We arrived at the summit at 3:30. Unfortunately, we were still a LONG ways from the car. Using mostly beta from Mountain Project, we decided to take the Oak Creek trail down. We had also read on several comments that there was in fact an easier way to get down into Oak Creek proper. The description, however, was not the greatest. In the end, we hiked for approximately an hour over sand stone and limestone scree, crossed 4 gullies (always staying left, exiting the gullies), and eventually found the “easier gully” for descent down into Oak Creek. We saw this pretty amazing balanced rock on top of a tower as we went down the gully. You can see this tower near the top of the descent gully. If you can’t see this tower, you are in the wrong gully (at least not the gully we went down). There was one section of static rope that required a “bat man” hand over hand descent down a slab face for about 30 feet. Not a bad ordeal. The rest of the deproach down this gully was quite straight forward and non-technical. I would say this would be the safest descent in the dark, although I wouldn’t want to try it.
We also disrupted a herd of probably 20 big horn sheep who were hanging out near the balanced rock. If I had to guess, I would say the balanced rock formation is around 100 feet tall, possibly more. Fantastic!
The rest of the “deproach” was a typical Red Rock experience. Scramble down a sandstone slab, scramble over boulders in a wash, find a trail and hike out. The total time back to the car from the summit was 4 hours. Both Ash and I were completely exhausted on the hike out. We had barely any water left, and as such, didn’t want to eat anything. I remember feeling really exhausted, taking a sip of water, and feeling a temporary boost in energy 30 seconds later. We were both afraid to sit down and rest. We weren’t sure we would be able to stand back up and continue hiking if we sat down! We encouraged each other by talking about what we wanted to rehydrate with. Ash was envisioning a Big Gulp of Dr. Pepper, and I was envisioning a Seven Eleven cherry smoothie.
All in all, our trip took us 14 1/2 hours from car to car. We arrived back at the car at about 8:00 PM, but before dark! A very very long day. I was stoked to have completed my first Grade V climb. I couldn’t believe the difference between Grade IV and Grade V. Such a huge gap between the two. Here’s a picture of how we felt at the end of the day and on the drive home (somewhat dramatized).
My experience in this adventure gave me a lot of respect for the Grade V rating on climbs.
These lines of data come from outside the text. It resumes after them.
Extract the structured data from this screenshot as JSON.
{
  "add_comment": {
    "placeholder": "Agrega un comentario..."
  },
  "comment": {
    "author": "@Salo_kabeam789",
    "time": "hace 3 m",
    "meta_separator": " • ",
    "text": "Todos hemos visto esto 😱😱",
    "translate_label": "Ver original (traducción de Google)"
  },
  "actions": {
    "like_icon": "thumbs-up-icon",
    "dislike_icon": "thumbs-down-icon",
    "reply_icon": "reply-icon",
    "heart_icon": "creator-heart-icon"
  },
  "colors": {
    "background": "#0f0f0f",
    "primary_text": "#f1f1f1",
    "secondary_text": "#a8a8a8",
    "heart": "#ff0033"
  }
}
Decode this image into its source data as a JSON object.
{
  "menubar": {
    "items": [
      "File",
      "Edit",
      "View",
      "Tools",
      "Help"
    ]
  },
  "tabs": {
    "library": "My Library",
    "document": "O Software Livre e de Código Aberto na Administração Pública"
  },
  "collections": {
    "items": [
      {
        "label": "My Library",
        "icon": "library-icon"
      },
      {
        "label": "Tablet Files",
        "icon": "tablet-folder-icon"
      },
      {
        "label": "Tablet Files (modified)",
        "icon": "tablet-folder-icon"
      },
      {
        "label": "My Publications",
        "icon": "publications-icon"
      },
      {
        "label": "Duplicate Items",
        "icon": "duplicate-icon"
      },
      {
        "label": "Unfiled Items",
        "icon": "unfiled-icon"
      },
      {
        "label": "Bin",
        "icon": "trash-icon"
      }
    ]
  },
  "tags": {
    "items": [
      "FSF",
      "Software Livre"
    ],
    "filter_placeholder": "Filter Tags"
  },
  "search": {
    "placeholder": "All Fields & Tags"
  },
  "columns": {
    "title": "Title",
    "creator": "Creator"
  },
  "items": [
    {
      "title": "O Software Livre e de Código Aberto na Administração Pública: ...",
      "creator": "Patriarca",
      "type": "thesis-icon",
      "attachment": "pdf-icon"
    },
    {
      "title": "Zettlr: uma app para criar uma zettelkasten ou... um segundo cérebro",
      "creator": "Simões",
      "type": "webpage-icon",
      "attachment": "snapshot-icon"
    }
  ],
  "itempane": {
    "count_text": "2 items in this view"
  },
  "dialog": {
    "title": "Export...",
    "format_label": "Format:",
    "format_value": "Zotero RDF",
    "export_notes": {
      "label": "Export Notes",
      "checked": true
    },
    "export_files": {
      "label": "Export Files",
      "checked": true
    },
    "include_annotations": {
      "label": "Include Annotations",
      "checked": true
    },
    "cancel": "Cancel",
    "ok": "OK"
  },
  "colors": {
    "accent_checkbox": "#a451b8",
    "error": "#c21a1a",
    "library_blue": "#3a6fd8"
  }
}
I have never been so spent after a day of climbing! I definitely suffered from a Grade V hangover for a couple days after the adventure, but got back on the rock on Tuesday afternoon.
June 4, 2014. Posted by: nelsonday